Time Series Images
- Radar Reflectivity: Vertical reflectivity of radar backscatter for the entire day (where available).
- Lidar Backscatter: Vertical 180 degree lidar backscatter for the entire day
- Cloud Mask: Cloud detection mask applied using a combination of lidar/radar data
- Vertically Integrated Liquid Water Path
- Cloud Condensation Nuclei (CCN)
- Surface Precipitation
- Temperature and Dewpoint
- Relative Humidity
- Scattering Enhancement Factor and Lidar Backscatter
source: NASA LANCE-MODIS Satellite Browse Imagery.
- MODIS-bands1,4,3 (True-color): True-color imagery uses MODIS Bands 1, 4, and 3, respectively corresponding to the red, green, and blue range of the light spectrum, are assigned to the red, green, and blue channels of a digital image. These images are called true-color or natural color because this combination of wavelengths is similar to what the human eye would see.
- Band 3,6,7 Combination: The 3-6-7 composite assigns Bands 3, 6, and 7 to the red, green, and blue components of a digital image. This combination is good for revealing snow and ice because they are very reflective in the visible part of the spectrum, and very absorbent in Bands 6 and 7, which are a part of the spectrum called the short-wave infrared, or SWIR
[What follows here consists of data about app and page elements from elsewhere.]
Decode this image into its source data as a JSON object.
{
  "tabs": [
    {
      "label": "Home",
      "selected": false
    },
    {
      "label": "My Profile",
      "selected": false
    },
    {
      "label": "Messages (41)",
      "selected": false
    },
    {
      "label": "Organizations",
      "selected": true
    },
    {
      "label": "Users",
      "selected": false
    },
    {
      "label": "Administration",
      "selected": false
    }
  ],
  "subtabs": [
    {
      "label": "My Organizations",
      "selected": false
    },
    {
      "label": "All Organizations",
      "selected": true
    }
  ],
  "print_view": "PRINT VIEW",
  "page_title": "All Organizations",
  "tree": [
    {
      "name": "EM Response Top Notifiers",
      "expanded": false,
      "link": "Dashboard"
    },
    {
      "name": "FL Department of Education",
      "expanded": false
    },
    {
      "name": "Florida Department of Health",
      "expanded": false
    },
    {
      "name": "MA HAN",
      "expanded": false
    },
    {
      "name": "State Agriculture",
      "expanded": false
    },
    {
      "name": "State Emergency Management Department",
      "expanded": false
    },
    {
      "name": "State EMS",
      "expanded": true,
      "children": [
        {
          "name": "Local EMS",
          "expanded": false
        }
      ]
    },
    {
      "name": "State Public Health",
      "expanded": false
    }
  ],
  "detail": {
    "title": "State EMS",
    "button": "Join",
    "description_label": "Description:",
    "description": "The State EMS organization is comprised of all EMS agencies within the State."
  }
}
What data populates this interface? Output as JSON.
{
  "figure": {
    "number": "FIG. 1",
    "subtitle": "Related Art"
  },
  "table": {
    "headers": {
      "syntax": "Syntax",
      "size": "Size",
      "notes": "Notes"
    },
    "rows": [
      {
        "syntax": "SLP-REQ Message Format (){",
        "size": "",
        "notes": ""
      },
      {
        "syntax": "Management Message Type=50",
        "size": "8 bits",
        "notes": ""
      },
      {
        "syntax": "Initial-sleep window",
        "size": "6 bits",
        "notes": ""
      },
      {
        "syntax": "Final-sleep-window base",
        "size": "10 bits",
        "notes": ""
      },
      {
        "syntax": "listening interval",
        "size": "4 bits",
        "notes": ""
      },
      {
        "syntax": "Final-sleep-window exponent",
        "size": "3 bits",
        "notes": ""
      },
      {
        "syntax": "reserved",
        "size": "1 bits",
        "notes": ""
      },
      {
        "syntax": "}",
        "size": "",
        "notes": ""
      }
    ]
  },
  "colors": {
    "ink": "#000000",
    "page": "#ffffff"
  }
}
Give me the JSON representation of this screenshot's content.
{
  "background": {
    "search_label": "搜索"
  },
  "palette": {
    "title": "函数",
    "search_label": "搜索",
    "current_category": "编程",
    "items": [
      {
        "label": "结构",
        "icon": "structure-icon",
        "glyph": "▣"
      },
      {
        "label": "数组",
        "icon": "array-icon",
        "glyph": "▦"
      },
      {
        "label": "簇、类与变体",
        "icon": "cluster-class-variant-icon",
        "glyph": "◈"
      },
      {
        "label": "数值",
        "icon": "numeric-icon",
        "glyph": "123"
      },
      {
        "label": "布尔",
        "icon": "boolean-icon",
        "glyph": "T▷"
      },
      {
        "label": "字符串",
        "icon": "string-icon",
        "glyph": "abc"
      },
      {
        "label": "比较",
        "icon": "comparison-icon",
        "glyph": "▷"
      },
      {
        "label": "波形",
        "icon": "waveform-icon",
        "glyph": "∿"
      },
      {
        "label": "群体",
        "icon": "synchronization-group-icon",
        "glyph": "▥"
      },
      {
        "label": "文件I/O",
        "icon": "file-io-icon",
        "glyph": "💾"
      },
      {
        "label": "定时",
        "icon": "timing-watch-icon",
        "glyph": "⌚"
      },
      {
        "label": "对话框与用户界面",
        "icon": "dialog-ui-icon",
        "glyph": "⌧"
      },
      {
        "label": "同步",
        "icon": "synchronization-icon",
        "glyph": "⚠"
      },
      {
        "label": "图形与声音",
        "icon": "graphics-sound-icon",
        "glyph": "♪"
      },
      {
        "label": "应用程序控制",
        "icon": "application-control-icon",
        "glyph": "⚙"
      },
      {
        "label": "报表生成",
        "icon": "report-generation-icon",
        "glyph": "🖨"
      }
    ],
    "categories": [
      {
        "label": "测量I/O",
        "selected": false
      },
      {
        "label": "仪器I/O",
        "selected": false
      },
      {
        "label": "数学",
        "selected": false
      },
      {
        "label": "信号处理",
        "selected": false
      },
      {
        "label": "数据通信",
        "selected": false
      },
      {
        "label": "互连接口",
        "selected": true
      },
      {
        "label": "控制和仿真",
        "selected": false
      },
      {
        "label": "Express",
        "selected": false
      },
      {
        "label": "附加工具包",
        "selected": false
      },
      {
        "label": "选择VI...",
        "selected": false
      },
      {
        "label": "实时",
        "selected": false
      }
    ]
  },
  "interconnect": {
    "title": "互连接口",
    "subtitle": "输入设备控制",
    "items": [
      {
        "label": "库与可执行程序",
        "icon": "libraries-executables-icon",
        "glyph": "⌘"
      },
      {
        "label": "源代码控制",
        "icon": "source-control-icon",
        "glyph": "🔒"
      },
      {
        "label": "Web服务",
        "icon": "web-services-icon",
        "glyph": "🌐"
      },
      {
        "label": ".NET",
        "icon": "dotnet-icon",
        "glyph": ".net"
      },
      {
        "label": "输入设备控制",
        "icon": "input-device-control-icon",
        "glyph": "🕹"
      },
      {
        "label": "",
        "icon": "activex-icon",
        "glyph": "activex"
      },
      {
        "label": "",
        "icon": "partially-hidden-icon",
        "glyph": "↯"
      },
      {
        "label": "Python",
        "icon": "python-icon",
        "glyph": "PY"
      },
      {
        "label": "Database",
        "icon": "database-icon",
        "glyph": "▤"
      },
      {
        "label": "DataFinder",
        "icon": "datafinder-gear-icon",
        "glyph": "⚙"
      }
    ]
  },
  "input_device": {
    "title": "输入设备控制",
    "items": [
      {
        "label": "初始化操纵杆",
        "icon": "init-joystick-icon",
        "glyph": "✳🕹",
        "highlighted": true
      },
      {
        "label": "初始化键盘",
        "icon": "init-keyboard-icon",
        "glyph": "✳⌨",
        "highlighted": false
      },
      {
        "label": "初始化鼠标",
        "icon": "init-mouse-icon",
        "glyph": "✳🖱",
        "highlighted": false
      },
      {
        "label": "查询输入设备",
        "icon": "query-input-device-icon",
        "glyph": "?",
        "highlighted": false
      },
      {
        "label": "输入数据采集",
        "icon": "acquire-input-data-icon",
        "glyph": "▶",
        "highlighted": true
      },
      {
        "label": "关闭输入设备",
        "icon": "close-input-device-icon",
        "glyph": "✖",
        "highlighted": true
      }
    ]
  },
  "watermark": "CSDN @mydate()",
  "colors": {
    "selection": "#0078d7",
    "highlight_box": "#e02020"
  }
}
- Snow and Ice: Since the only visible light used in these images (Band 3) is assigned to red, snow and ice appear bright red. The more ice, the stronger the absorption in the SWIR bands, and the more red the color. Thick ice and snow appear vivid red (or red-orange), while small ice crystals in high-level clouds will appear reddish-orange or peach.
- Vegetation: Vegetation is absorbent in Band 3 and Band 7, but reflective in Band 6, and so will appear greenish in this band combination. Bare soil will appear bright cyan in the image since it much more reflective in Band 6 and Band 7 than Band 3.
- Water: Liquid water on the ground will be very dark since it absorbs in the red and the SWIR, but small liquid water drops in clouds scatter light equally in both the visible and the SWIR, and will therefore appear white. Sediments in water appear dark red.
Mean Sea Level Pressure
The small maps show individual 6-hour model reanalysis mean sea-level pressure from the ECMWF global reanalysis model. The maps show msl pressure at 0, 6, 12, and 18 UTC. To view them all as a movie, follow the links below.
The larger map shows the daily mean msl pressure from the same model. A loop of that can be found here: